Credit Market Insights
The Deteriorating Budget Dynamic
The federal budget deficit is now set to reach $960 billion in FY-2019 (ending Sept. 30), $63 billion more than reported in May, the Congressional Budget Office said on Wednesday. The shortfall is expected to widen to about $1 trillion in FY-2020—an unusually high number for a period of economic growth. The last time the deficit exceeded $1 trillion was in 2012, when the government was providing stimulus for a recovering economy. As a share of GDP, federal debt held by the public is expected to rise to 95% by 2029, which would mark the highest level since just after World War II.
Expansions have traditionally been associated with balanced budgets, as rising employment and wages should increase revenue while spending on programs like unemployment insurance should decline. But, in recent years, the deficit as a share of the economy has been rising, despite stronger economic growth. That is, in large part, due to the 2017 Tax Cuts & Jobs Act, which decreased revenue, but also due to increased defense spending and costs associated with an aging population. While government borrowing costs remain historically low, high debt burdens during a downturn could constrain policymakers. Countries with higher debt-to-GDP ratios during a crisis have often faced weaker recoveries, as governments have less ammunition to stimulate the economy. That could to prove troublesome in the next downturn, as the United States is currently running one of the largest budget deficits in the developed world.
Topic of the Week
I Cannot Tell a LEI
It was the best of times. It was the worst of times. Last week the bottom fell out under U.S. equity markets amid handwringing about the inverted yield curve and what it might be saying about a looming recession. Then this week, the stock market looked to have broadly recouped those losses, but a further escalation in the U.S.-China trade war on Friday erased the weekly gains. Despite recent market volatility, the Leading Economic Index (LEI) handily exceeded expectations with a 0.5% monthly gain in July. Not only was this the largest monthly increase for 2019, it places the index back at an all-time high.
Before rushing from one side of the boat to the other, it bears noting that some of the components that propelled the LEI in July could very well become headwinds in the next monthly report. Stock prices, for example, are still broadly lower than where they were in July. Also, if the preliminary read on consumer sentiment from the University of Michigan last week was any indication, consumer confidence could be headed lower as well.
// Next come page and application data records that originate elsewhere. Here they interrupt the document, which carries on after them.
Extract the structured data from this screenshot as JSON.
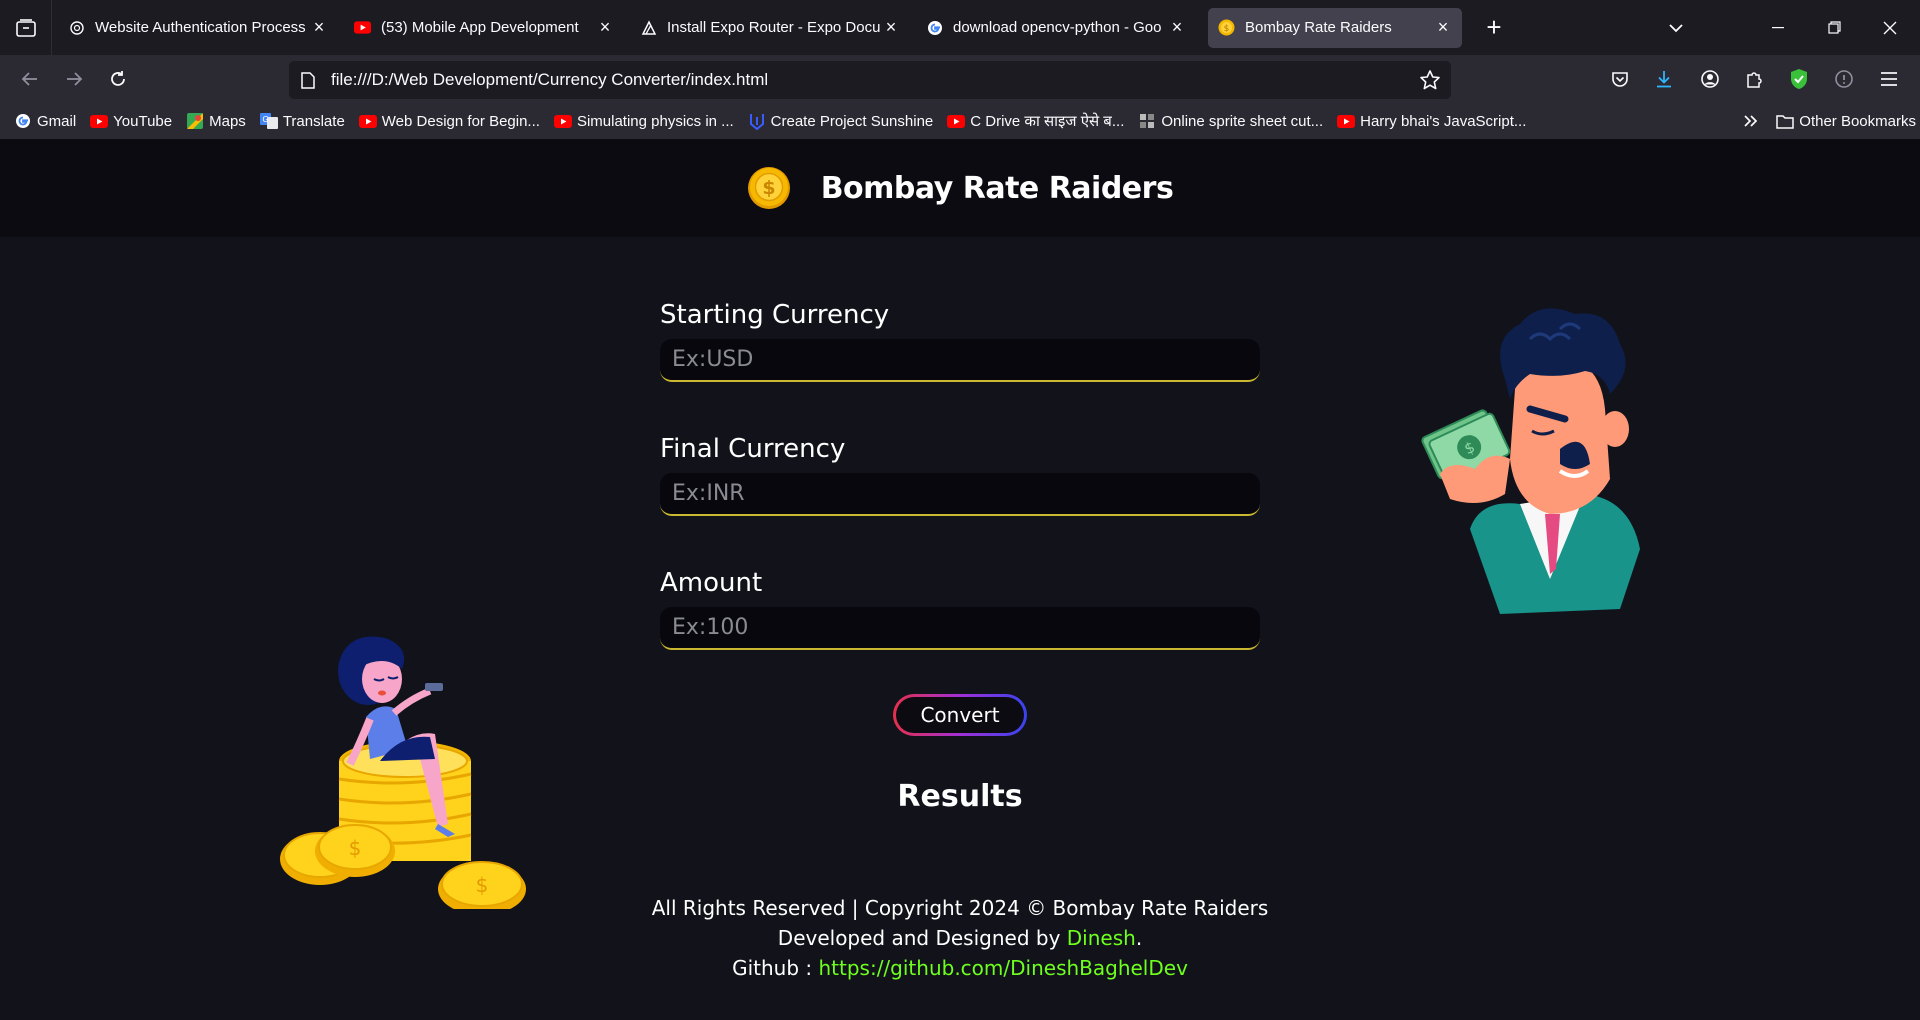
{
  "browser": {
    "tabs": [
      {
        "title": "Website Authentication Process",
        "icon": "openai-icon"
      },
      {
        "title": "(53) Mobile App Development",
        "icon": "youtube-icon"
      },
      {
        "title": "Install Expo Router - Expo Docu",
        "icon": "expo-icon"
      },
      {
        "title": "download opencv-python - Goo",
        "icon": "google-icon"
      },
      {
        "title": "Bombay Rate Raiders",
        "icon": "coin-icon",
        "active": true
      }
    ],
    "url": "file:///D:/Web Development/Currency Converter/index.html",
    "bookmarks": [
      {
        "label": "Gmail",
        "icon": "google-icon"
      },
      {
        "label": "YouTube",
        "icon": "youtube-icon"
      },
      {
        "label": "Maps",
        "icon": "maps-icon"
      },
      {
        "label": "Translate",
        "icon": "translate-icon"
      },
      {
        "label": "Web Design for Begin...",
        "icon": "youtube-icon"
      },
      {
        "label": "Simulating physics in ...",
        "icon": "youtube-icon"
      },
      {
        "label": "Create Project Sunshine",
        "icon": "unity-icon"
      },
      {
        "label": "C Drive का साइज ऐसे ब...",
        "icon": "youtube-icon"
      },
      {
        "label": "Online sprite sheet cut...",
        "icon": "sprite-icon"
      },
      {
        "label": "Harry bhai's JavaScript...",
        "icon": "youtube-icon"
      }
    ],
    "other_bookmarks": "Other Bookmarks"
  },
  "app": {
    "title": "Bombay Rate Raiders",
    "fields": [
      {
        "label": "Starting Currency",
        "placeholder": "Ex:USD"
      },
      {
        "label": "Final Currency",
        "placeholder": "Ex:INR"
      },
      {
        "label": "Amount",
        "placeholder": "Ex:100"
      }
    ],
    "convert_label": "Convert",
    "results_label": "Results",
    "footer": {
      "line1": "All Rights Reserved | Copyright 2024 © Bombay Rate Raiders",
      "line2_prefix": "Developed and Designed by ",
      "author": "Dinesh",
      "line2_suffix": ".",
      "line3_prefix": "Github : ",
      "github_url": "https://github.com/DineshBaghelDev"
    }
  },
  "colors": {
    "accent_gold": "#c9b830",
    "link_green": "#6dff1d",
    "page_bg": "#12121b",
    "header_bg": "#0b0b11"
  }
}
The biggest boost in July came from building permits, but the inherent volatility in residential construction activity makes back-to-back monthly gains rare for this component.
When we zoom out from these month-to-month swings perhaps the more compelling observation is the clear trend decline in the growth rate of the index. A breakout of the three-month annualized rate below the zero line is not a terribly disconcerting development, as that has already occurred a few times during this expansion without any major fallout for economic growth. More troubling would be if we were to see the year-over-year measure go negative. That occurred briefly without incident during the mid-cycle slowdown in the mid-90s. Other than that, every other time over the past 40 years the year-over-year growth rate went into negative territory a recession followed. With this measure at 1.6% in July, we are not at risk of that yet, but a surge in the level of the LEI in Q4-2018 means more difficult comps for the annual growth rate starting in September.